“The impetus for this rapid touchless technology came from the federal government,” says Rob Horton, director of marketing and communications at MorphoTrak. “We were asked to develop a technology that was multi-modal – not just touchless fingerprint but also iris at a distance and facial recognition – that could be deployed at a moment’s notice and could enable a person to quickly walk through and be screened against multiple databases.”
Fingerprints were the logical starting point. “We began showing touchless fingerprint at federal trade shows and there was significant interest from other markets particularly in settings where very rapid throughput is a priority,” says Horton.
Capturing minutiae on the fly
In the realm of fingerprints, every detail is critical no matter how small. In fact, the miniscule details – the minutiae – lie at the heart of a successful authentication.
Minutiae is a term that refers to the changes in ridge flow or the lines in a fingerprint. There are two primary forms of minutiae that a fingerprint sensor identifies: ridge bifurcation, where a ridge will fork into two distinct paths, and a ridge ending, where the ridge terminates. Image contrast is key, and the better contrast, the better the likelihood is that the sensor will detect and identify the minutiae of a fingerprint.
Cameras and motion sensors in the Finger on the Fly scanner are triggered when a hand moves across the read area. The device takes multiple photographs of the fingers as the hand passes through the scanner.
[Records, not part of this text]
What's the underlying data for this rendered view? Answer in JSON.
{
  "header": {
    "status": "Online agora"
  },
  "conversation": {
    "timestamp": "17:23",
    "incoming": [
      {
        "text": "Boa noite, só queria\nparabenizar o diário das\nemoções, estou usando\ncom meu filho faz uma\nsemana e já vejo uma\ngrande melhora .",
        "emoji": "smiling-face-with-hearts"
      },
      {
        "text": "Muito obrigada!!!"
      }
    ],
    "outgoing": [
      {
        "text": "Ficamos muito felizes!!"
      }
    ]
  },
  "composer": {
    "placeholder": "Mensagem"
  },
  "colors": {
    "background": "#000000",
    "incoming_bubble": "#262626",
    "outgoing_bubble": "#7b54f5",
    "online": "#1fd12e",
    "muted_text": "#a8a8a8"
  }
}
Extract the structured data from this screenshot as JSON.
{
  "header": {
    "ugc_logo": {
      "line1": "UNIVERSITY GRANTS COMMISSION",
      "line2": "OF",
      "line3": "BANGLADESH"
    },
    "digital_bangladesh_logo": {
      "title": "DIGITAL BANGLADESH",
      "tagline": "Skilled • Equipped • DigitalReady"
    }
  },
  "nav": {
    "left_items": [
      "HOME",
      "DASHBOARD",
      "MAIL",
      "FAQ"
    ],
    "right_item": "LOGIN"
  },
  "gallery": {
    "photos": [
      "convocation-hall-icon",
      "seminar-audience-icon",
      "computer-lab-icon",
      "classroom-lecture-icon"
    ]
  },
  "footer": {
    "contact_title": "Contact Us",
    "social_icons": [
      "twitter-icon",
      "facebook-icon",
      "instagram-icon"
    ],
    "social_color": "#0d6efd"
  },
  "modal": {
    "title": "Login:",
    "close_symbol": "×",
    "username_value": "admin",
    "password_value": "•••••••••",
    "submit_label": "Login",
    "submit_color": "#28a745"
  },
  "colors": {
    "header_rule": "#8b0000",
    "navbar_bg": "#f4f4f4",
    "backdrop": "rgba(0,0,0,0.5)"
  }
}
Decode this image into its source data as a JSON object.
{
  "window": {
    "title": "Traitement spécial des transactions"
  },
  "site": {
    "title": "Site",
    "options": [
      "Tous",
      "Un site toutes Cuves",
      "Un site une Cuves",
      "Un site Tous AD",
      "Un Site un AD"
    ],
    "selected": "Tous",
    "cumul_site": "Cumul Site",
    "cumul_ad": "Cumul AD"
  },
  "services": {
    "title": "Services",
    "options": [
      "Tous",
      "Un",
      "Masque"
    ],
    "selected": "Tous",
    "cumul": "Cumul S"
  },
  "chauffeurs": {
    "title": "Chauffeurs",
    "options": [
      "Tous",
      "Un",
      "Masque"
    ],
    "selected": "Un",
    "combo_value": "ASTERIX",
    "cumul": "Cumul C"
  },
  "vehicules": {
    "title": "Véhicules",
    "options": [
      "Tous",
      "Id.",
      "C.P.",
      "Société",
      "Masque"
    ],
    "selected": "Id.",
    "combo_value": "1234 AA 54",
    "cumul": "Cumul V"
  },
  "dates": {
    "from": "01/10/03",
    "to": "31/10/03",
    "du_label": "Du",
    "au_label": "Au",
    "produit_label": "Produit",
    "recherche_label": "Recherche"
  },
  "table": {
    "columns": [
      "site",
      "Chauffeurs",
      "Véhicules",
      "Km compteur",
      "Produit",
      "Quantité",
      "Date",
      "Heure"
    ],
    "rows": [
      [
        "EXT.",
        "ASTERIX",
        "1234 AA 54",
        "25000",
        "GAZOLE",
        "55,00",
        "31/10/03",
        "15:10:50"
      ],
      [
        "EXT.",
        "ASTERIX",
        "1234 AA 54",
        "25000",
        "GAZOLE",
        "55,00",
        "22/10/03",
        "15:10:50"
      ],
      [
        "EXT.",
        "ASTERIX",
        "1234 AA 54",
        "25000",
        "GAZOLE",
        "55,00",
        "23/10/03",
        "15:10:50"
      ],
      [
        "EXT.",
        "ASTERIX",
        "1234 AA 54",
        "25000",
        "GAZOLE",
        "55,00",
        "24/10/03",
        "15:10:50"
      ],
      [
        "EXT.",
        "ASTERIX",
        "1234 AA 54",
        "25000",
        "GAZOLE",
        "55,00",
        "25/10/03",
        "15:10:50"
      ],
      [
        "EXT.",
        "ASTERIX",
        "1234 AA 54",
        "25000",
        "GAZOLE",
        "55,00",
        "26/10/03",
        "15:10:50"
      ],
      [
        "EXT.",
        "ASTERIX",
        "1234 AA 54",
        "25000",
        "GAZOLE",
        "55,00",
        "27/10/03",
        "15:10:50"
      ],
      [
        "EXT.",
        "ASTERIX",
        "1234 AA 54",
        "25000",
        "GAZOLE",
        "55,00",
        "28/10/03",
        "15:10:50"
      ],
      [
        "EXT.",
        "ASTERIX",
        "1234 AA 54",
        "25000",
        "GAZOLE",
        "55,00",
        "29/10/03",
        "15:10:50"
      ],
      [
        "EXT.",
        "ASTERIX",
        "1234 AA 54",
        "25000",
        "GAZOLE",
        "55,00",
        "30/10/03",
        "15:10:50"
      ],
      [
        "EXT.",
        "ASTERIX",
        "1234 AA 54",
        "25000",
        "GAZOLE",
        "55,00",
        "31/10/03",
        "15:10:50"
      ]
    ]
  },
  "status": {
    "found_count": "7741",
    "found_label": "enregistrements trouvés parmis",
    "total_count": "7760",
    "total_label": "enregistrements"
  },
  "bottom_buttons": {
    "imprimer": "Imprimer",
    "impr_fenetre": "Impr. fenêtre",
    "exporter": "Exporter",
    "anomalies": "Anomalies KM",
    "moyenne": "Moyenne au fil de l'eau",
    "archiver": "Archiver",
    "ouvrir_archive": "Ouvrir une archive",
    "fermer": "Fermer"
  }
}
The on-board computing does the rest, as the device selects the best images to conduct the authentication.
As Horton explains, in its initial developments, the system would wait for the entire hand to pass through the scanner before segmenting and identifying the minutiae from each of the four fingers.
“Now, we start processing the minutiae of the first finger as soon as it passes over the scanner,” he explains. “This enables near-instantaneous response, we’ve gone from achieving a match in under a second to getting a match in just milliseconds.”
But there’s more to touchless than just speed.
“With Finger on the Fly we’re able to capture each fingerprint from multiple viewpoints,” says Gary Jones, director of biometric access and time solutions at MorphoTrak. “This allows us to essentially capture a 3D image of the print, which mirrors the manual process of rolling a fingerprint over a scanner.”
This means more information for a better match. “By capturing multiple angles of each fingerprint, we are able to increase the number of possible minutiae that we can later detect during a scan,” explains Jones. “The more minutiae you have, the more flexibility you provide the user when they come back to authenticate.”
“Through multiple studies, NIST has found that the accuracy of fingerprint biometrics increases with the number of fingers used,” explains Horton.
“More fingers makes spoofing efforts more difficult,” Jones adds. “You would have to acquire as many as eight or ten of a person’s fingerprints to successfully spoof the system.”
The security threshold that the system administrator establishes can authenticate a user based on any of their initially enrolled fingerprints, even if one is damaged or is lost. You could enroll all fingers and choose to accept only a single finger for authentication or choose to authenticate as many as ten.